Dataset rows for apps and sites

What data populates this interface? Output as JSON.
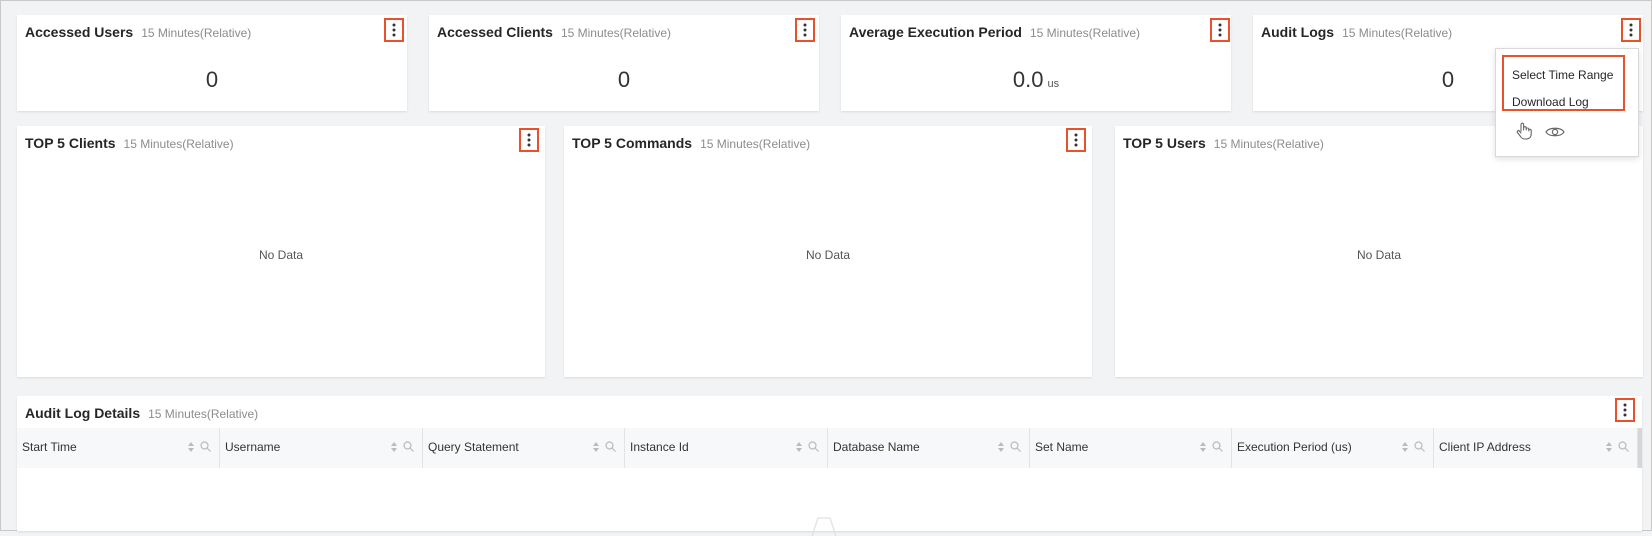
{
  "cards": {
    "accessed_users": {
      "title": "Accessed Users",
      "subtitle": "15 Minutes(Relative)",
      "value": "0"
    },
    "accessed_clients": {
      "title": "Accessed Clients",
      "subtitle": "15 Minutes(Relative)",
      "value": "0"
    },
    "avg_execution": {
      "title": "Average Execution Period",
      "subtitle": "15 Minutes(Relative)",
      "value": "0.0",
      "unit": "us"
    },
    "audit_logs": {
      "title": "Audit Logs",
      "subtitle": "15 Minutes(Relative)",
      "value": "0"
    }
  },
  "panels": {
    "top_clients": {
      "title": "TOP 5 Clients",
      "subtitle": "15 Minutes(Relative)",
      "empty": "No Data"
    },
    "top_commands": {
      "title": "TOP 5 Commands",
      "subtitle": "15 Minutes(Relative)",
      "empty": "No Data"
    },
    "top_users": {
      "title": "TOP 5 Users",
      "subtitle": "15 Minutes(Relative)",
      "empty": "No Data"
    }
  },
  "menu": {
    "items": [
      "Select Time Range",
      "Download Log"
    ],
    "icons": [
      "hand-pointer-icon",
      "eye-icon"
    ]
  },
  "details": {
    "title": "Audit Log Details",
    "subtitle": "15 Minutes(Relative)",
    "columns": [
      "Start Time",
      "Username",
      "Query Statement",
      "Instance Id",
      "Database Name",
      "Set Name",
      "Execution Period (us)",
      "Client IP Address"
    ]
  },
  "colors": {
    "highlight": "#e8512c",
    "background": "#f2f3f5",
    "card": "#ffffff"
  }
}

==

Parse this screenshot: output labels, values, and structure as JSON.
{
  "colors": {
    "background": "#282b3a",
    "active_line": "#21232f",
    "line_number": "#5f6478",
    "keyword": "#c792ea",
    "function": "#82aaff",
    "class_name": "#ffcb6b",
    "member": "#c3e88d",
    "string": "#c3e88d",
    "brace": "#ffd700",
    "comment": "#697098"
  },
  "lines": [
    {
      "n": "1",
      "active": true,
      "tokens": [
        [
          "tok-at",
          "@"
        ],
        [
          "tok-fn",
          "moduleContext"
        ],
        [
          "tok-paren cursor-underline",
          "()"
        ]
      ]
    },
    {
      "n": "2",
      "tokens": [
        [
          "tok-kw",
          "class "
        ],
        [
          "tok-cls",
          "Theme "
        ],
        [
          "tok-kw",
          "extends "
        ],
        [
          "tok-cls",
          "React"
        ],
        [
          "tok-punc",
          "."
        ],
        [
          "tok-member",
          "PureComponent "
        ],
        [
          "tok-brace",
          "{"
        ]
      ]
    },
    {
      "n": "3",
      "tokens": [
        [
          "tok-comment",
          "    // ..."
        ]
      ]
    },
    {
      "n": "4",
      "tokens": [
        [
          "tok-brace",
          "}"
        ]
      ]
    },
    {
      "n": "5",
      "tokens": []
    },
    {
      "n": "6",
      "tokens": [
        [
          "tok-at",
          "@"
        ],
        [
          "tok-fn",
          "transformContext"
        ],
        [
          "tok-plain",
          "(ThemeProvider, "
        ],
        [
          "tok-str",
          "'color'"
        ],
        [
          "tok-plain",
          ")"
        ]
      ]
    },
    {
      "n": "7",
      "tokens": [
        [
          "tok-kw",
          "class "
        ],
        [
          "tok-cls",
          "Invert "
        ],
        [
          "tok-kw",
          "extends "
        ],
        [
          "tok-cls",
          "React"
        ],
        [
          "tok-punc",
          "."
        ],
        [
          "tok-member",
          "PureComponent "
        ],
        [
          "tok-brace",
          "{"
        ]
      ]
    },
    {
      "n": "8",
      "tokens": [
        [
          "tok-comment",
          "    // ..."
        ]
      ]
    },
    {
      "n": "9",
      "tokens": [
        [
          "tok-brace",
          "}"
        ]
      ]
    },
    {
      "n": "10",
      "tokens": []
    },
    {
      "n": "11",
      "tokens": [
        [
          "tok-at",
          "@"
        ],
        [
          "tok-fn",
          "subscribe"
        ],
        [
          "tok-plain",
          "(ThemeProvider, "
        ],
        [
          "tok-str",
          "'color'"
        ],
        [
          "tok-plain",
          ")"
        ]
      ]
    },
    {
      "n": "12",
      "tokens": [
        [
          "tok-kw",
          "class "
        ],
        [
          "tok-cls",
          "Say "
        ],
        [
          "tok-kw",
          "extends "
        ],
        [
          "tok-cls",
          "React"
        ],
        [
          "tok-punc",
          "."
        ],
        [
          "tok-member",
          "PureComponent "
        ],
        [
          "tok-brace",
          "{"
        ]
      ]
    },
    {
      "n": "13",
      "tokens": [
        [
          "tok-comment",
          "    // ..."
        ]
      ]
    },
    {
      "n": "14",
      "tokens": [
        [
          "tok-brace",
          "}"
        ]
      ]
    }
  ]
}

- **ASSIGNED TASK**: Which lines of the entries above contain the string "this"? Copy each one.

- **SOLVED EXERCISE**:
What data populates this interface? Output as JSON.
Parse this screenshot: output labels, values, and structure as JSON.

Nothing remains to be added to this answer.